Trump touted his vision in a taped town hall session on Fox in Columbus Heights, Ohio, on 21 September. When an audience member asked him what he would do to fight crime in black communities, Trump responded: "One of the things I'd do, is I would do stop and frisk. I think you have to. We did it in New York, it worked incredibly well and you have to be proactive. In New York City it was so incredible the way it worked."
New York City Mayor Bill De Blasio said in response to the candidate's comments that Trump is "either ignorant of the history of the city or he's lying about it," the New York Daily News reported. "He's a pampered billionaire. He has no connection to the people he's talking about. He has no experience in the black community or any other inner city community."
Trump pushed the aggressive plan just as the country was erupting again over police shootings of black men. In a meeting in Ohio with black pastors earlier, Trump said he was "troubled" by the shooting of a black man by a white officer in Tulsa, Oklahoma. Terrence Crutcher had his hands in the air when he was fatally shot in a scene captured on video.
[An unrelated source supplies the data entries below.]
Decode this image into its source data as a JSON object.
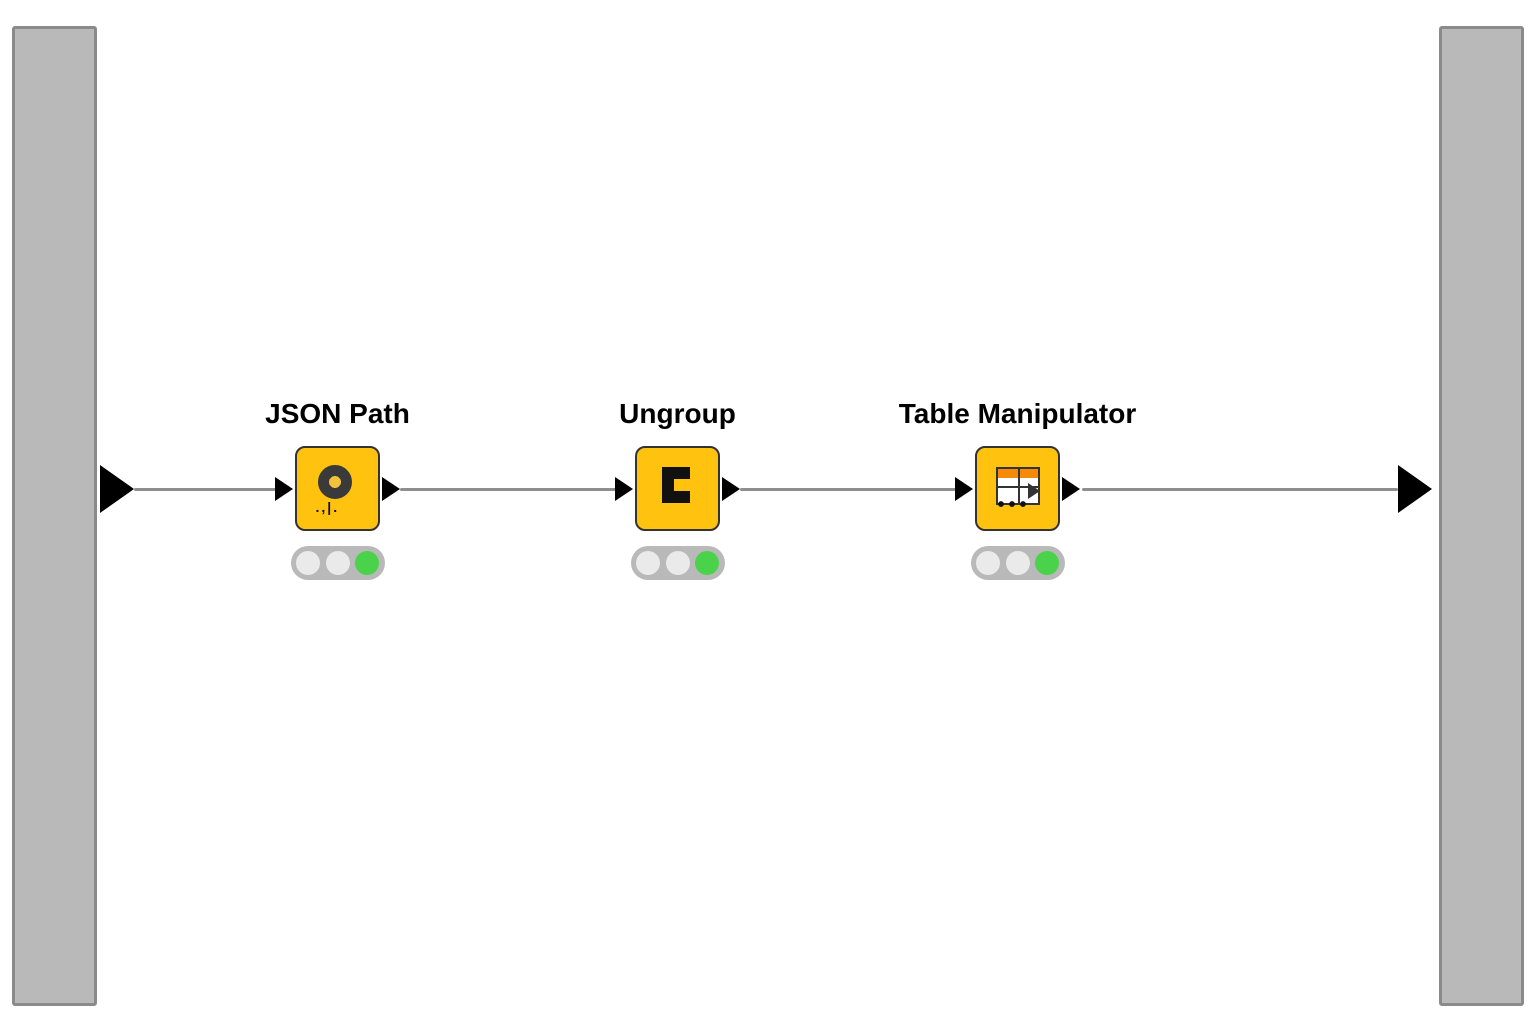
{
  "workflow": {
    "nodes": [
      {
        "id": "json-path",
        "label": "JSON Path",
        "status": "executed",
        "icon": "json-path-icon"
      },
      {
        "id": "ungroup",
        "label": "Ungroup",
        "status": "executed",
        "icon": "ungroup-icon"
      },
      {
        "id": "table-manipulator",
        "label": "Table Manipulator",
        "status": "executed",
        "icon": "table-manipulator-icon"
      }
    ],
    "json_ticks": ".,|."
  }
}
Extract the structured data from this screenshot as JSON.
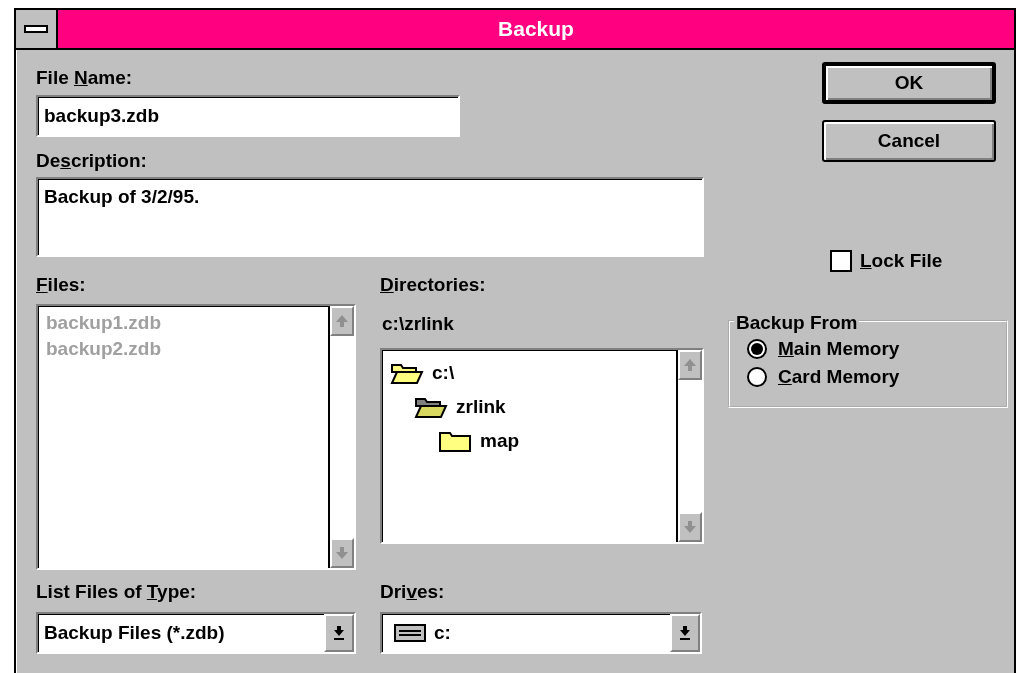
{
  "window": {
    "title": "Backup"
  },
  "file_name": {
    "label": {
      "before": "File ",
      "key": "N",
      "after": "ame:"
    },
    "value": "backup3.zdb"
  },
  "description": {
    "label": {
      "before": "De",
      "key": "s",
      "after": "cription:"
    },
    "value": "Backup of 3/2/95."
  },
  "files": {
    "label": {
      "key": "F",
      "after": "iles:"
    },
    "disabled": true,
    "items": [
      "backup1.zdb",
      "backup2.zdb"
    ]
  },
  "directories": {
    "label": {
      "key": "D",
      "after": "irectories:"
    },
    "path": "c:\\zrlink",
    "items": [
      {
        "name": "c:\\",
        "kind": "open",
        "children": [
          {
            "name": "zrlink",
            "kind": "current",
            "children": [
              {
                "name": "map",
                "kind": "closed"
              }
            ]
          }
        ]
      }
    ]
  },
  "file_type": {
    "label": {
      "before": "List Files of ",
      "key": "T",
      "after": "ype:"
    },
    "value": "Backup Files (*.zdb)"
  },
  "drives": {
    "label": {
      "before": "Dri",
      "key": "v",
      "after": "es:"
    },
    "value": "c:"
  },
  "buttons": [
    {
      "label": "OK",
      "default": true
    },
    {
      "label": "Cancel",
      "default": false
    }
  ],
  "lock_file": {
    "label": {
      "key": "L",
      "after": "ock File"
    },
    "checked": false
  },
  "backup_from": {
    "title": "Backup From",
    "options": [
      {
        "label": {
          "key": "M",
          "after": "ain Memory"
        },
        "selected": true
      },
      {
        "label": {
          "key": "C",
          "after": "ard Memory"
        },
        "selected": false
      }
    ]
  }
}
'Stop and frisk' allows police to stop and search any pedestrian at will. Much of the program was scrapped after successful legal challenges, and was eventually abandoned in New York. The policy was particularly hated by blacks in New York who were disproportionately targeted by police, according to data.
Statistics showed that police stopped black citizens 52% of the time, Hispanics 31%, and whites 10%, even though blacks make up only 23% of the city population, Hispanics 29%, and whites 33%.
A federal judge in New York struck down the tactic as unconstitutional in 2013, saying the way the city used it violated the rights of minorities.
Experts are split on whether the program works to stem crimes, the Washington Post reports. Studies found that in New York, 90% of people stopped and frisked hadn't done anything wrong.